Second chances are something all of us may have benefited from at different times in our lives. It is our hope that if Alexander has indeed shifted in the way he communicated to us last Friday, that he will consider, if not elected to Council, other ways he might serve in our community and establish a history of a more rational and empathetic outlook on the pressing social issues of our time. He is to be commended for being willing to sit with us and answer some tough and pretty uncomfortable questions.

There may be those who question why we took so long to arrive at this decision, and we can only say we needed to pursue this on our own. The chance to communicate directly with Alexander and to hear from his close advocates and friends was an important part of that. But at this point, there are many issues of pressing importance that we need to focus on moving forward and hopefully this is something that can be put behind us all.

A priority for Fort Collins City Council Going Forward

The following was submitted to the opinion section of the Fort Collins Coloradoan following their article on April 30 which solicited citizen ideas for priorities for the City Council.

Editor:

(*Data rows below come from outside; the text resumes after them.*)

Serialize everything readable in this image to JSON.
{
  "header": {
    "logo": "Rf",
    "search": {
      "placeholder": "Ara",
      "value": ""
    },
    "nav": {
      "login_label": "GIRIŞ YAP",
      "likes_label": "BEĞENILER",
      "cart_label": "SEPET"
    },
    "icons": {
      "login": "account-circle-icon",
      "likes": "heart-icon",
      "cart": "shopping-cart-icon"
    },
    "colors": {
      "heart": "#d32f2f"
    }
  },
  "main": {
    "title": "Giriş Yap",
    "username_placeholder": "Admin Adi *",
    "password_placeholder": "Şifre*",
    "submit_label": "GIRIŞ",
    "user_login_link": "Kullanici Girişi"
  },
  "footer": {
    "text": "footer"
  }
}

I read with interest the article in the Coloradoan on Sunday, April 30, looking at the various priorities the Fort Collins City Council are working on. I don’t fault the goals, nor the intention to try and arrive at the best solution across a range of difficult issues. 

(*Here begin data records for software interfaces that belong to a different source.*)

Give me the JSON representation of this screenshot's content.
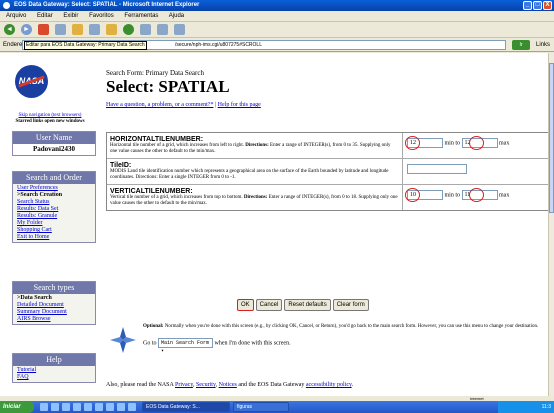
{
  "window": {
    "title": "EOS Data Gateway: Select: SPATIAL - Microsoft Internet Explorer",
    "controls": [
      "_",
      "□",
      "X"
    ]
  },
  "menu": [
    "Arquivo",
    "Editar",
    "Exibir",
    "Favoritos",
    "Ferramentas",
    "Ajuda"
  ],
  "toolbar": {
    "back": "◄",
    "forward": "►"
  },
  "address": {
    "label": "Endereço",
    "tooltip": "Editar para EOS Data Gateway: Primary Data Search",
    "url": "/secure/nph-ims.cgi/u807275#SCROLL",
    "go": "Ir",
    "links": "Links"
  },
  "sidebar": {
    "logo": "NASA",
    "skip_link": "Skip navigation (text browsers)",
    "starred": "Starred links open new windows",
    "user_header": "User Name",
    "user_name": "Padovani2430",
    "search_header": "Search and Order",
    "search_items": [
      "User Preferences",
      ">Search Creation",
      "Search Status",
      "Results: Data Set",
      "Results: Granule",
      "My Folder",
      "Shopping Cart",
      "Exit to Home"
    ],
    "types_header": "Search types",
    "types_items": [
      ">Data Search",
      "Detailed Document",
      "Summary Document",
      "AIRS Browse"
    ],
    "help_header": "Help",
    "help_items": [
      "Tutorial",
      "FAQ"
    ]
  },
  "main": {
    "form_label": "Search Form: Primary Data Search",
    "title": "Select: SPATIAL",
    "question_link": "Have a question, a problem, or a comment?*",
    "separator": "|",
    "help_link": "Help for this page"
  },
  "fields": {
    "htile": {
      "heading": "HORIZONTALTILENUMBER:",
      "text_a": "Horizontal tile number of a grid, which increases from left to right. ",
      "directions": "Directions:",
      "text_b": " Enter a range of INTEGER(s), from 0 to 35. Supplying only one value causes the other to default to the min/max.",
      "min_value": "12",
      "max_value": "12",
      "min_to": "min to",
      "max_label": "max"
    },
    "tileid": {
      "heading": "TileID:",
      "text": "MODIS Land tile identification number which represents a geographical area on the surface of the Earth bounded by latitude and longitude coordinates. Directions: Enter a single INTEGER from 0 to -1."
    },
    "vtile": {
      "heading": "VERTICALTILENUMBER:",
      "text_a": "Vertical tile number of a grid, which increases from top to bottom. ",
      "directions": "Directions:",
      "text_b": " Enter a range of INTEGER(s), from 0 to 18. Supplying only one value causes the other to default to the min/max.",
      "min_value": "10",
      "max_value": "11",
      "min_to": "min to",
      "max_label": "max"
    }
  },
  "buttons": {
    "ok": "OK",
    "cancel": "Cancel",
    "reset": "Reset defaults",
    "clear": "Clear form"
  },
  "optional": {
    "label": "Optional:",
    "text": " Normally when you're done with this screen (e.g., by clicking OK, Cancel, or Return), you'd go back to the main search form. However, you can use this menu to change your destination.",
    "goto_prefix": "Go to",
    "goto_value": "Main Search Form",
    "goto_suffix": "when I'm done with this screen."
  },
  "policy": {
    "prefix": "Also, please read the NASA ",
    "privacy": "Privacy",
    "security": "Security",
    "notices": "Notices",
    "middle": " and the EOS Data Gateway ",
    "accessibility": "accessibility policy",
    "end": "."
  },
  "statusbar": {
    "zone": "Internet"
  },
  "taskbar": {
    "start": "Iniciar",
    "tasks": [
      "EOS Data Gateway: S...",
      "figuras"
    ],
    "clock": "11:3"
  }
}
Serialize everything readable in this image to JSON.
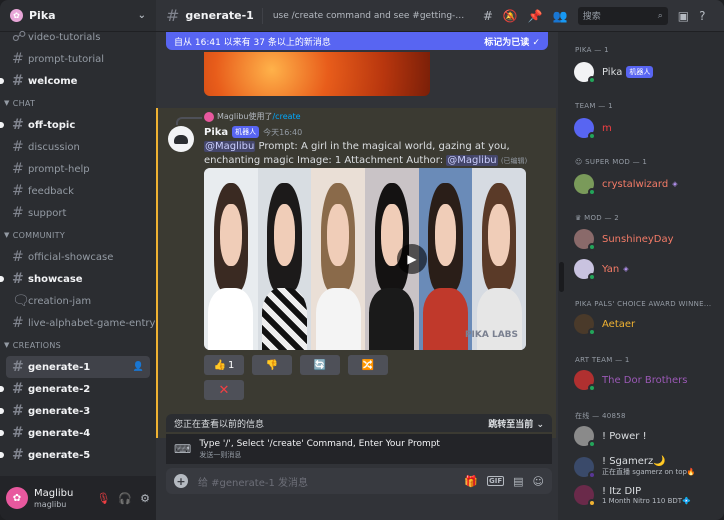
{
  "server": {
    "name": "Pika"
  },
  "sidebar": {
    "channels_top": [
      {
        "name": "video-tutorials",
        "icon": "link-icon",
        "state": "normal"
      },
      {
        "name": "prompt-tutorial",
        "icon": "hash-icon",
        "state": "normal"
      },
      {
        "name": "welcome",
        "icon": "hash-icon",
        "state": "unread"
      }
    ],
    "cat_chat": "CHAT",
    "chat": [
      {
        "name": "off-topic",
        "state": "unread"
      },
      {
        "name": "discussion",
        "state": "normal"
      },
      {
        "name": "prompt-help",
        "state": "normal"
      },
      {
        "name": "feedback",
        "state": "normal"
      },
      {
        "name": "support",
        "state": "normal"
      }
    ],
    "cat_community": "COMMUNITY",
    "community": [
      {
        "name": "official-showcase",
        "state": "normal"
      },
      {
        "name": "showcase",
        "state": "unread"
      },
      {
        "name": "creation-jam",
        "icon": "forum-icon",
        "state": "normal"
      },
      {
        "name": "live-alphabet-game-entry",
        "state": "normal"
      }
    ],
    "cat_creations": "CREATIONS",
    "creations": [
      {
        "name": "generate-1",
        "state": "active"
      },
      {
        "name": "generate-2",
        "state": "unread"
      },
      {
        "name": "generate-3",
        "state": "unread"
      },
      {
        "name": "generate-4",
        "state": "unread"
      },
      {
        "name": "generate-5",
        "state": "unread"
      }
    ]
  },
  "user": {
    "name": "Maglibu",
    "tag": "maglibu"
  },
  "topbar": {
    "channel": "generate-1",
    "topic": "use /create command and see #getting-started f...",
    "search_placeholder": "搜索"
  },
  "chat": {
    "new_messages": "自从 16:41 以来有 37 条以上的新消息",
    "mark_read": "标记为已读",
    "reply_user": "Maglibu使用了",
    "reply_cmd": "/create",
    "author": "Pika",
    "bot_tag": "机器人",
    "time": "今天16:40",
    "mention": "@Maglibu",
    "text": " Prompt: A girl in the magical world, gazing at you, enchanting magic  Image: 1 Attachment  Author: ",
    "mention2": "@Maglibu",
    "edited": "(已编辑)",
    "thumb_count": "1",
    "watermark": "PIKA LABS",
    "older": "您正在查看以前的信息",
    "jump": "跳转至当前",
    "cmd_title": "Type '/', Select '/create' Command, Enter Your Prompt",
    "cmd_sub": "发送一则消息",
    "input_placeholder": "给 #generate-1 发消息",
    "gif_label": "GIF"
  },
  "members": {
    "cat_pika": "PIKA — 1",
    "pika": {
      "name": "Pika",
      "tag": "机器人"
    },
    "cat_team": "TEAM — 1",
    "team": {
      "name": "m",
      "color": "#f23f43"
    },
    "cat_supermod": "SUPER MOD — 1",
    "supermod": {
      "name": "crystalwizard",
      "color": "#f47b67"
    },
    "cat_mod": "MOD — 2",
    "mods": [
      {
        "name": "SunshineyDay",
        "color": "#f47b67"
      },
      {
        "name": "Yan",
        "color": "#f47b67"
      }
    ],
    "cat_award": "PIKA PALS' CHOICE AWARD WINNE...",
    "award": {
      "name": "Aetaer",
      "color": "#f0b232"
    },
    "cat_art": "ART TEAM — 1",
    "art": {
      "name": "The Dor Brothers",
      "color": "#9b59b6"
    },
    "cat_online": "在线 — 40858",
    "online": [
      {
        "name": "! Power !",
        "sub": ""
      },
      {
        "name": "! Sgamerz🌙",
        "sub": "正在直播 sgamerz on top🔥"
      },
      {
        "name": "! Itz DIP",
        "sub": "1 Month Nitro 110 BDT💠"
      }
    ]
  }
}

Of particular interest to me is the commitment of the City toward establishing a regulatory scheme for oil and gas operations. The City Council approved amendments to their land use code on April 4, focusing on setbacks and zoning to restrict the actual territory within city limits available for oil and gas development. This is a good first step, but by itself does not represent comprehensive regulation. While I am aware our fair city may be on the edge of the Denver-Julesburg Basin, and very few legacy sites are actually present within the City’s growth management area, it would be naive to say we are not still at risk to have further exploration occurring within the greater Fort Collins area. The oil and gas industry organizations presented their own argument prior to April 4 that opposed even the use of setback and zoning to constrain their operations, suggesting there may be more brewing beneath the surface than immediately meets the eye. 

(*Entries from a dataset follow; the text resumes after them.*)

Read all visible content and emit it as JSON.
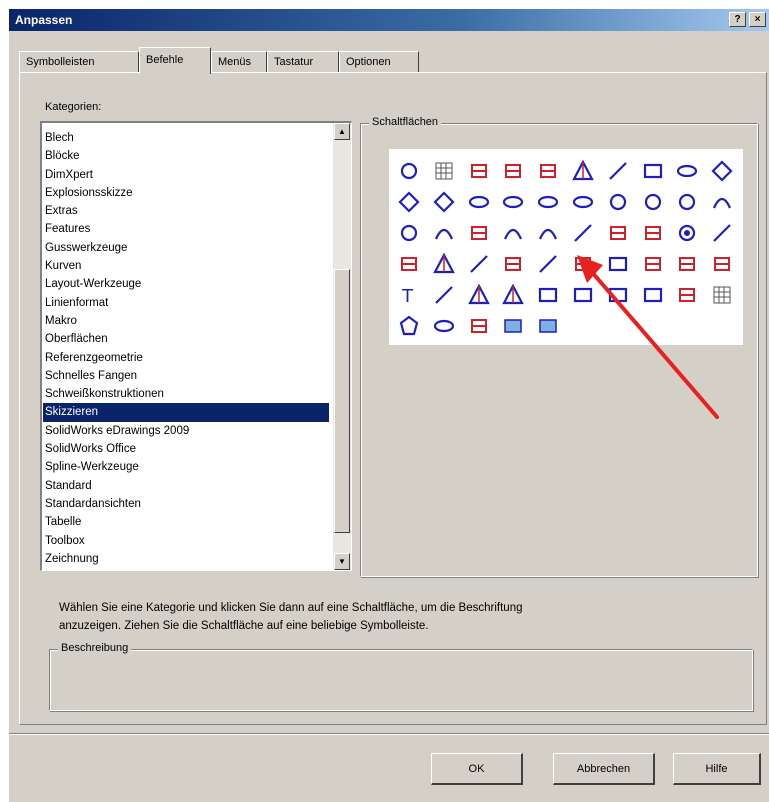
{
  "window": {
    "title": "Anpassen",
    "help_button": "?",
    "close_button": "×"
  },
  "tabs": [
    {
      "label": "Symbolleisten"
    },
    {
      "label": "Befehle",
      "active": true
    },
    {
      "label": "Menüs"
    },
    {
      "label": "Tastatur"
    },
    {
      "label": "Optionen"
    }
  ],
  "categories": {
    "label": "Kategorien:",
    "selected": "Skizzieren",
    "items": [
      "Blech",
      "Blöcke",
      "DimXpert",
      "Explosionsskizze",
      "Extras",
      "Features",
      "Gusswerkzeuge",
      "Kurven",
      "Layout-Werkzeuge",
      "Linienformat",
      "Makro",
      "Oberflächen",
      "Referenzgeometrie",
      "Schnelles Fangen",
      "Schweißkonstruktionen",
      "Skizzieren",
      "SolidWorks eDrawings 2009",
      "SolidWorks Office",
      "Spline-Werkzeuge",
      "Standard",
      "Standardansichten",
      "Tabelle",
      "Toolbox",
      "Zeichnung"
    ]
  },
  "buttons_panel": {
    "label": "Schaltflächen",
    "icons": [
      [
        "pointer-icon",
        "grid-icon",
        "smart-dimension-icon",
        "sketch-icon",
        "3d-sketch-icon",
        "ruled-surface-icon",
        "line-icon",
        "rectangle-icon",
        "rounded-slot-icon",
        "diamond-icon"
      ],
      [
        "parallelogram-icon",
        "parallelogram-outline-icon",
        "straight-slot-icon",
        "arc-slot-icon",
        "ellipse-icon",
        "partial-ellipse-icon",
        "circle-icon",
        "perimeter-circle-icon",
        "centerpoint-arc-icon",
        "tangent-arc-icon"
      ],
      [
        "three-point-arc-icon",
        "sketch-fillet-icon",
        "sketch-chamfer-icon",
        "parabola-icon",
        "u-shape-icon",
        "spline-icon",
        "offset-entities-icon",
        "construction-geometry-icon",
        "point-icon",
        "centerline-icon"
      ],
      [
        "convert-entities-icon",
        "mirror-icon",
        "linear-pattern-icon",
        "trim-icon",
        "extend-icon",
        "split-entities-icon",
        "copy-icon",
        "move-entities-icon",
        "rotate-icon",
        "scale-icon"
      ],
      [
        "text-icon",
        "pen-icon",
        "intersection-curve-icon",
        "face-curves-icon",
        "block-icon",
        "insert-block-icon",
        "make-block-icon",
        "explode-block-icon",
        "add-relation-icon",
        "array-icon"
      ],
      [
        "polygon-icon",
        "ellipse-outline-icon",
        "modify-sketch-icon",
        "sketch-picture-icon",
        "image-icon"
      ]
    ]
  },
  "description_text": [
    "Wählen Sie eine Kategorie und klicken Sie dann auf eine Schaltfläche, um die Beschriftung",
    "anzuzeigen. Ziehen Sie die Schaltfläche auf eine beliebige Symbolleiste."
  ],
  "description_group": {
    "label": "Beschreibung",
    "value": ""
  },
  "footer": {
    "ok": "OK",
    "cancel": "Abbrechen",
    "help": "Hilfe"
  },
  "annotation": {
    "arrow_color": "#e8201f"
  },
  "colors": {
    "dialog_bg": "#d4d0c8",
    "selection": "#0a246a",
    "title_start": "#0a246a",
    "icon_blue": "#1f1fbf",
    "icon_red": "#d0202a"
  }
}
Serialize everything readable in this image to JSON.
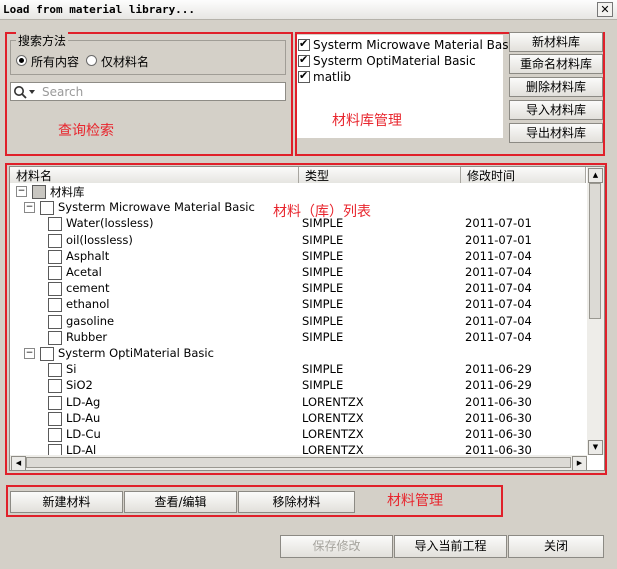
{
  "window": {
    "title": "Load from material library...",
    "close_glyph": "✕"
  },
  "search_panel": {
    "legend": "搜索方法",
    "options": [
      {
        "label": "所有内容",
        "selected": true
      },
      {
        "label": "仅材料名",
        "selected": false
      }
    ],
    "search_placeholder": "Search",
    "annotation": "查询检索"
  },
  "library_panel": {
    "libraries": [
      {
        "name": "Systerm Microwave Material Basic",
        "checked": true
      },
      {
        "name": "Systerm OptiMaterial Basic",
        "checked": true
      },
      {
        "name": "matlib",
        "checked": true
      }
    ],
    "annotation": "材料库管理",
    "buttons": {
      "new": "新材料库",
      "rename": "重命名材料库",
      "delete": "删除材料库",
      "import": "导入材料库",
      "export": "导出材料库"
    }
  },
  "table": {
    "columns": [
      "材料名",
      "类型",
      "修改时间"
    ],
    "annotation": "材料（库）列表",
    "root": "材料库",
    "groups": [
      {
        "name": "Systerm Microwave Material Basic",
        "items": [
          {
            "name": "Water(lossless)",
            "type": "SIMPLE",
            "date": "2011-07-01"
          },
          {
            "name": "oil(lossless)",
            "type": "SIMPLE",
            "date": "2011-07-01"
          },
          {
            "name": "Asphalt",
            "type": "SIMPLE",
            "date": "2011-07-04"
          },
          {
            "name": "Acetal",
            "type": "SIMPLE",
            "date": "2011-07-04"
          },
          {
            "name": "cement",
            "type": "SIMPLE",
            "date": "2011-07-04"
          },
          {
            "name": "ethanol",
            "type": "SIMPLE",
            "date": "2011-07-04"
          },
          {
            "name": "gasoline",
            "type": "SIMPLE",
            "date": "2011-07-04"
          },
          {
            "name": "Rubber",
            "type": "SIMPLE",
            "date": "2011-07-04"
          }
        ]
      },
      {
        "name": "Systerm OptiMaterial Basic",
        "items": [
          {
            "name": "Si",
            "type": "SIMPLE",
            "date": "2011-06-29"
          },
          {
            "name": "SiO2",
            "type": "SIMPLE",
            "date": "2011-06-29"
          },
          {
            "name": "LD-Ag",
            "type": "LORENTZX",
            "date": "2011-06-30"
          },
          {
            "name": "LD-Au",
            "type": "LORENTZX",
            "date": "2011-06-30"
          },
          {
            "name": "LD-Cu",
            "type": "LORENTZX",
            "date": "2011-06-30"
          },
          {
            "name": "LD-Al",
            "type": "LORENTZX",
            "date": "2011-06-30"
          }
        ]
      }
    ]
  },
  "material_actions": {
    "new": "新建材料",
    "view_edit": "查看/编辑",
    "remove": "移除材料",
    "annotation": "材料管理"
  },
  "footer": {
    "save": "保存修改",
    "import_project": "导入当前工程",
    "close": "关闭"
  },
  "colors": {
    "annotation_red": "#e0202a",
    "dialog_bg": "#d4d0c8"
  }
}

I am a member of the Larimer Alliance for Health, Safety, & the Environment, and we advocated for more detailed regulations. At present, we are communicating with City Council and Staff for the modifications to municipal code that may fill the gaps. Fort Collins is likely to be annexing territory to the East of current city limits, if not to the North as well, where the two legacy operations have caused considerable problems for residents. Given that there is substantial industry interest in territory around Wellington and Windsor, the notion that some oil and gas activity may eventually find its way into the future growth management area of Fort Collins is not at all beyond the realm of possibility. 

As well, the City and County should also be looking at more comprehensive, real time and networked air quality monitoring systems beyond the canister type of site-based sensors that can tell of an issue after it has already happened. The reality is that while there may be minimal oil and gas activity destined to happen within Fort Collins and Larimer County, we are heavily impacted by the emissions from over 20,000 wells in Weld County that have left the Front Range with some of the worst air quality in the country. And the greatest source of precursors to surface level atmospheric ozone, which grievously affects the health of our citizens, are the emissions of oil and gas sites concentrated so heavily to our immediate East. 

Thank you.

Ed Behan

Fort Collins, Colorado